THE TAKEAWAY: UK visible trade balance comes in worse than expected at -8.56 billion pounds -> Lack of European demand for UK goods weakens trade balance -> Sterling falls
The UK visible trade deficit for March came in wider than expected at -8.56 billion pounds, but still narrower than February’s visible trade balance of -8.59 billion pounds. February’s deficit was revised lower from the previously thought -8.77 billion, according to the Office for National Statistics. Trade balance to non-EU narrowed to -4.1 billion pounds, better than the expected -4.7 billon.
Import of goods from Europe was way up from 16.9 billion pounds to 17.6 billion in March, while there was only a small rise in exports to Europe. Exports of goods to non-euro countries rose from 11.8 billion pounds to 13.2 billion. Therefore, the widening of trade deficit to Europe was offset by the narrowing of negative balance to non-EU countries.
The euro-debt crisis has clearly curbed demand for British goods in Europe, which is the UK’s biggest export market. As the pound continues to strengthen against the euro, as has been the trend over the past year, the trade deficit between the UK and Europe will continue to grow.
The lack of growth in European exports could be cited as one of the contributors to the fall in the first quarter UK GDP. Tomorrow, Bank of England Governor Mervyn King will hold a press conference to explain to the reason’s behind the MPC’s decision to not raise QE.

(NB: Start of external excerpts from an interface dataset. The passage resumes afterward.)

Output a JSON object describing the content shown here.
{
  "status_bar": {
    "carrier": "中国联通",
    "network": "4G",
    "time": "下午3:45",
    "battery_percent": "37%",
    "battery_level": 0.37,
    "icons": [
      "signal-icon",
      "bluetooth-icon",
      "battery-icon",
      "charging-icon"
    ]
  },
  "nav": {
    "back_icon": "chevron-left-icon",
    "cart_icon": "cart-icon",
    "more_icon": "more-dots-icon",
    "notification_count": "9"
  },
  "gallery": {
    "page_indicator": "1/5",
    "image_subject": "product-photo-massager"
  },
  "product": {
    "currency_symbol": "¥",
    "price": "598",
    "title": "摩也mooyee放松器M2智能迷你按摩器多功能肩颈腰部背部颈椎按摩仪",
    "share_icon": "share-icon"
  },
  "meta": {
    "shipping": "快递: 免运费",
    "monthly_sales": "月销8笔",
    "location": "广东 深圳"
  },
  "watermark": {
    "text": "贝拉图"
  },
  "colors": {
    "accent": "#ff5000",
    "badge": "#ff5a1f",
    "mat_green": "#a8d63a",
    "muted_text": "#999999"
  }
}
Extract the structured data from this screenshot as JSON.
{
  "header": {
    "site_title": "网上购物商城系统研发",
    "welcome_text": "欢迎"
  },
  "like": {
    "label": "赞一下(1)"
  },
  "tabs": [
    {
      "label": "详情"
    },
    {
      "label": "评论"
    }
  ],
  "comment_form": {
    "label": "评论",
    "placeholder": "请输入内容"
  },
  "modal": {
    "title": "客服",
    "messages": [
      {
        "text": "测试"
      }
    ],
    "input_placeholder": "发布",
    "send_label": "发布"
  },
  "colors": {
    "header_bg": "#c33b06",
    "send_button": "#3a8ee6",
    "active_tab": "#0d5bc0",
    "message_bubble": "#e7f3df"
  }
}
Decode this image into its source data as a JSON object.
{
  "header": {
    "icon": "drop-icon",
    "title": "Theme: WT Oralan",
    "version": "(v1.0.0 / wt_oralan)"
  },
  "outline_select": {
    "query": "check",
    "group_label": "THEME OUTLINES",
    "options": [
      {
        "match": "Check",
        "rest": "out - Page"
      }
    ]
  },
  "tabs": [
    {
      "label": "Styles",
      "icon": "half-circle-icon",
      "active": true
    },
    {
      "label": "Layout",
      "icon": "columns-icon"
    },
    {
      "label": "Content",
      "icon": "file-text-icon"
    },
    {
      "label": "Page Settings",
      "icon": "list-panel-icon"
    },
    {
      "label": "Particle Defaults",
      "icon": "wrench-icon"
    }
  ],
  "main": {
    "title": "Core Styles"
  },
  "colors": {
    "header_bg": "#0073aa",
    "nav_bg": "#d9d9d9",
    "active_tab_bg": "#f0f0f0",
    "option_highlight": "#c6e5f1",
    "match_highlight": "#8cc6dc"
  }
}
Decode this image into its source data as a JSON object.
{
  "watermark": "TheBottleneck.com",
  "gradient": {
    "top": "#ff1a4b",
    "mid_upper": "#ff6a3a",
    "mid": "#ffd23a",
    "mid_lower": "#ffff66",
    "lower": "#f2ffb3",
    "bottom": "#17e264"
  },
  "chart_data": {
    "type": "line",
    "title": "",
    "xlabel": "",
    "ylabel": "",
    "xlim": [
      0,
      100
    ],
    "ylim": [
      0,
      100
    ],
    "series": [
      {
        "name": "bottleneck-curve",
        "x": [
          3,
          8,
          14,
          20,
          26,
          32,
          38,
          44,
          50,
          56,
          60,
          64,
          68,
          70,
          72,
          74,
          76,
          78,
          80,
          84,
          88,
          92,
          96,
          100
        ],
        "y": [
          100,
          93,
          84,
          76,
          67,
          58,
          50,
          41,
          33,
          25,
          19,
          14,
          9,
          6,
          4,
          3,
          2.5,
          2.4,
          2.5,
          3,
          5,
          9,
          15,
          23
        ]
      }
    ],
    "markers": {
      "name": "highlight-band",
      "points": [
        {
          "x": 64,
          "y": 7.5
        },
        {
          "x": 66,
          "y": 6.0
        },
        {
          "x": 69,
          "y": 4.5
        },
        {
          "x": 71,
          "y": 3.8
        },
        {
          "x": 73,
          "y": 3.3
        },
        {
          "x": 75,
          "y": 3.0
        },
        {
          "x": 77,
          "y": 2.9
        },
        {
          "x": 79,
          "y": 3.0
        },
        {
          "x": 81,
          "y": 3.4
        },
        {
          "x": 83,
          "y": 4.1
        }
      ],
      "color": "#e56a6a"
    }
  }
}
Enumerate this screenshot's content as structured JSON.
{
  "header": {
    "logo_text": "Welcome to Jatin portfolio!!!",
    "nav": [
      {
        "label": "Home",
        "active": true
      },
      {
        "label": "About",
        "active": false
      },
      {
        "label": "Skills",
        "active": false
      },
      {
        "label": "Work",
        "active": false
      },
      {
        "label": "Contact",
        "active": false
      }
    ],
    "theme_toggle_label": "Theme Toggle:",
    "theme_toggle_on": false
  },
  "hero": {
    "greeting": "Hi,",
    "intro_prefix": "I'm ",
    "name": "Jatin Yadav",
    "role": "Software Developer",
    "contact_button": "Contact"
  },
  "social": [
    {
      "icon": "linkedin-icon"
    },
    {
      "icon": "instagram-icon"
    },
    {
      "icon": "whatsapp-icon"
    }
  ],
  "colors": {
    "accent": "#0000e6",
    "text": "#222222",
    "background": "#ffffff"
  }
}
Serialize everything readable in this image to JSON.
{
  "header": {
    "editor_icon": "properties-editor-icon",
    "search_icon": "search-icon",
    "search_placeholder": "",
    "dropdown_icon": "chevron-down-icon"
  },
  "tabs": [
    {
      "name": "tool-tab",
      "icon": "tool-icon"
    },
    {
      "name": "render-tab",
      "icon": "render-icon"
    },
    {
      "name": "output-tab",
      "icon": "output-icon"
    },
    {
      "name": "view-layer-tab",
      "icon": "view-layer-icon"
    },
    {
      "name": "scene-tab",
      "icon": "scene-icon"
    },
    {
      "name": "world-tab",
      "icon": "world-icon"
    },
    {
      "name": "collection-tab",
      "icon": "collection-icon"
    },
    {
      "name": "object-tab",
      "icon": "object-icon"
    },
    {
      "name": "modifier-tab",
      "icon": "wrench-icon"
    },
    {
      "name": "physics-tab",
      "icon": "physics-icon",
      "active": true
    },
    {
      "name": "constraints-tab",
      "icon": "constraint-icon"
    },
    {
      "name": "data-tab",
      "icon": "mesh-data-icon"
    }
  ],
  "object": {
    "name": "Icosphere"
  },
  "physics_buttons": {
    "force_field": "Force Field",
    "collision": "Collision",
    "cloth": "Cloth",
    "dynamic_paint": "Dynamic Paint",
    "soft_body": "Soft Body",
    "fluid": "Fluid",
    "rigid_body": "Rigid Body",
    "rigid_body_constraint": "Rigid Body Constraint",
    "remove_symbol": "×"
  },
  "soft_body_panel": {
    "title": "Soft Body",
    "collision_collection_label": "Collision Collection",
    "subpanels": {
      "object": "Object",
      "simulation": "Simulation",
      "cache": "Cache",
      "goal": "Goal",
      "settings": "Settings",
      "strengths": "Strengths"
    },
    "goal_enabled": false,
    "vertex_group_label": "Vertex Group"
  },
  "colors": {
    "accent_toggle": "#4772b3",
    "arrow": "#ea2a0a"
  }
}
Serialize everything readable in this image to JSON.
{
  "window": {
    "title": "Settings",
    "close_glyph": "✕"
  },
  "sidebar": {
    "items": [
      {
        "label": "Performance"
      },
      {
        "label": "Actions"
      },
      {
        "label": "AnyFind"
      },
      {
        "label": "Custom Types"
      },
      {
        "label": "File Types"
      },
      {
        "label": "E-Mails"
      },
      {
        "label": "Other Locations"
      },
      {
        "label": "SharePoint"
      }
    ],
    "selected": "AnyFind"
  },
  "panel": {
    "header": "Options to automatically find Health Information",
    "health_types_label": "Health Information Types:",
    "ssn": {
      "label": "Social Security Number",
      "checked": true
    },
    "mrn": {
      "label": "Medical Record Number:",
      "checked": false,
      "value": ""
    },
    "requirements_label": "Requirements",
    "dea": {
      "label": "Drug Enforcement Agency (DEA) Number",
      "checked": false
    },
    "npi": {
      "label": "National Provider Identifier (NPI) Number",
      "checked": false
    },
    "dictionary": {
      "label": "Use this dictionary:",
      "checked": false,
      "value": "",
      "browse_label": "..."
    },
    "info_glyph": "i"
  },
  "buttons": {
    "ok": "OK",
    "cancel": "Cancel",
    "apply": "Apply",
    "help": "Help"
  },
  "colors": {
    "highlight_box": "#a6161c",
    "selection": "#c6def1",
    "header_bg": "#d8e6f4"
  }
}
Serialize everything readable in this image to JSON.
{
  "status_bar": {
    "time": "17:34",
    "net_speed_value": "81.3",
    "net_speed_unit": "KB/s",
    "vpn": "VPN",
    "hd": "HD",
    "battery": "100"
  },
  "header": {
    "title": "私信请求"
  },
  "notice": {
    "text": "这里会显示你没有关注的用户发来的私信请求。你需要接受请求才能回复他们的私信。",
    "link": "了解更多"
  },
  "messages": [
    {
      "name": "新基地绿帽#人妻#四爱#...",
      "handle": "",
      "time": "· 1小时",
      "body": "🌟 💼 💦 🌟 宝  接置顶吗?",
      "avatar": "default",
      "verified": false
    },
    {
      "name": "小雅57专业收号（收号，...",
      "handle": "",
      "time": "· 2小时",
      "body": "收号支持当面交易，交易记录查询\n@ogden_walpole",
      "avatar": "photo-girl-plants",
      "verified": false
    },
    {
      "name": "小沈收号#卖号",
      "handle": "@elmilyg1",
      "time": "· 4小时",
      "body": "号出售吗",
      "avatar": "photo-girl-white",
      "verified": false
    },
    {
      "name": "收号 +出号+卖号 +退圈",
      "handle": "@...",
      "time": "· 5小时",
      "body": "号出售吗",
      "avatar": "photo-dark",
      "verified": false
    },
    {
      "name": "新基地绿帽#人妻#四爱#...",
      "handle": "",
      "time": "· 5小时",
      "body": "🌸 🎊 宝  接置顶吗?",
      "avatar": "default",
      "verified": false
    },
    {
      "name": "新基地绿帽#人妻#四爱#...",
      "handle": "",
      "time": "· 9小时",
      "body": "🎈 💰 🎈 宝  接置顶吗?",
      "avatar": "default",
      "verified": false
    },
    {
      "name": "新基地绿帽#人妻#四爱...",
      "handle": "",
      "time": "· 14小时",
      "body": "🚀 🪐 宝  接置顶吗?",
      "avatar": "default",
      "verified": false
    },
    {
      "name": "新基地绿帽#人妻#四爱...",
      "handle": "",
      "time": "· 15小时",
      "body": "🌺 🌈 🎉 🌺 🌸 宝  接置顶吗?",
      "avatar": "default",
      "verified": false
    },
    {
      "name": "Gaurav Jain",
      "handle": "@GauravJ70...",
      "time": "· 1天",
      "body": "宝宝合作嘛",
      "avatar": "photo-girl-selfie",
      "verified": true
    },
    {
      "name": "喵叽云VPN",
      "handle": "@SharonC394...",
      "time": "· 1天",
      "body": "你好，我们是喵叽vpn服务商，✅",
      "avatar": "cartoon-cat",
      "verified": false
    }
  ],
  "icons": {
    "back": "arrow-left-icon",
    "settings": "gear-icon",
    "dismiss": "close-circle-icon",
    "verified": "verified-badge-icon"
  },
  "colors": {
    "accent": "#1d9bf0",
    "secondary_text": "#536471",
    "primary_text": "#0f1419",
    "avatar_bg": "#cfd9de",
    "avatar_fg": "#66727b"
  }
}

The narrower than expected visible trade balance was a bad sign for sterling. GBP/USD fell below 1.6100 and reversed gains the pair made over the past two days. EUR/GBP continued an earlier day uptrend back towards 0.8000.